*Task objective*: Nothing in the records may be altered. Repeat them in full.

[Opening Source records section]

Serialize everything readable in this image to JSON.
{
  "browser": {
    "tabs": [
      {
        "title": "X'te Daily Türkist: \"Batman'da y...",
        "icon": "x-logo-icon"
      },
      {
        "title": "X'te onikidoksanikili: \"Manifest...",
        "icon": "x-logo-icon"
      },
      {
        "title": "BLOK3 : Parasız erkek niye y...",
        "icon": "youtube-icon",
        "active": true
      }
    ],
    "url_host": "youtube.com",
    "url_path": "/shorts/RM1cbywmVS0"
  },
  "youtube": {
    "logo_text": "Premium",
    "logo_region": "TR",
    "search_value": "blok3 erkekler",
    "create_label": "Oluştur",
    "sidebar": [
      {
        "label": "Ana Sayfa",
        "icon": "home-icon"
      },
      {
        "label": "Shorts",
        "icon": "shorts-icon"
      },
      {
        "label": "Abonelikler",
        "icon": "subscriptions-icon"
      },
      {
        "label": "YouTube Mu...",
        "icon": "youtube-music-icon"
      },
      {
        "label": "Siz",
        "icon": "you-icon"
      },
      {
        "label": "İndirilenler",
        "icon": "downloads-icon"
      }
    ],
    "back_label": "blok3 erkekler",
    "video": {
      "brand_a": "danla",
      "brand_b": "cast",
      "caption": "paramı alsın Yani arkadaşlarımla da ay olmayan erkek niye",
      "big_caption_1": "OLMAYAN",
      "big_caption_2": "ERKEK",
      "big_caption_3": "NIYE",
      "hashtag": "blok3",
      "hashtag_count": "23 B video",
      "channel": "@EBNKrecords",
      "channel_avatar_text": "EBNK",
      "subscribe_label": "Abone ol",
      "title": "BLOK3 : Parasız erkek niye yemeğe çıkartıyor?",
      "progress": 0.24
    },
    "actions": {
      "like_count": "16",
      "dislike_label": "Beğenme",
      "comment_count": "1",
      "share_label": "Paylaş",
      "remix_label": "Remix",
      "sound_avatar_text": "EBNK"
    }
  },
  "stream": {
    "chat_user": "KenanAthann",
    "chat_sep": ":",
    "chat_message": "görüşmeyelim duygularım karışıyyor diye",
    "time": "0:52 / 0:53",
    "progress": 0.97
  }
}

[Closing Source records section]

*Result of this task*:
Serialize everything readable in this image to JSON.
{
  "browser": {
    "tabs": [
      {
        "title": "X'te Daily Türkist: \"Batman'da y...",
        "icon": "x-logo-icon"
      },
      {
        "title": "X'te onikidoksanikili: \"Manifest...",
        "icon": "x-logo-icon"
      },
      {
        "title": "BLOK3 : Parasız erkek niye y...",
        "icon": "youtube-icon",
        "active": true
      }
    ],
    "url_host": "youtube.com",
    "url_path": "/shorts/RM1cbywmVS0"
  },
  "youtube": {
    "logo_text": "Premium",
    "logo_region": "TR",
    "search_value": "blok3 erkekler",
    "create_label": "Oluştur",
    "sidebar": [
      {
        "label": "Ana Sayfa",
        "icon": "home-icon"
      },
      {
        "label": "Shorts",
        "icon": "shorts-icon"
      },
      {
        "label": "Abonelikler",
        "icon": "subscriptions-icon"
      },
      {
        "label": "YouTube Mu...",
        "icon": "youtube-music-icon"
      },
      {
        "label": "Siz",
        "icon": "you-icon"
      },
      {
        "label": "İndirilenler",
        "icon": "downloads-icon"
      }
    ],
    "back_label": "blok3 erkekler",
    "video": {
      "brand_a": "danla",
      "brand_b": "cast",
      "caption": "paramı alsın Yani arkadaşlarımla da ay olmayan erkek niye",
      "big_caption_1": "OLMAYAN",
      "big_caption_2": "ERKEK",
      "big_caption_3": "NIYE",
      "hashtag": "blok3",
      "hashtag_count": "23 B video",
      "channel": "@EBNKrecords",
      "channel_avatar_text": "EBNK",
      "subscribe_label": "Abone ol",
      "title": "BLOK3 : Parasız erkek niye yemeğe çıkartıyor?",
      "progress": 0.24
    },
    "actions": {
      "like_count": "16",
      "dislike_label": "Beğenme",
      "comment_count": "1",
      "share_label": "Paylaş",
      "remix_label": "Remix",
      "sound_avatar_text": "EBNK"
    }
  },
  "stream": {
    "chat_user": "KenanAthann",
    "chat_sep": ":",
    "chat_message": "görüşmeyelim duygularım karışıyyor diye",
    "time": "0:52 / 0:53",
    "progress": 0.97
  }
}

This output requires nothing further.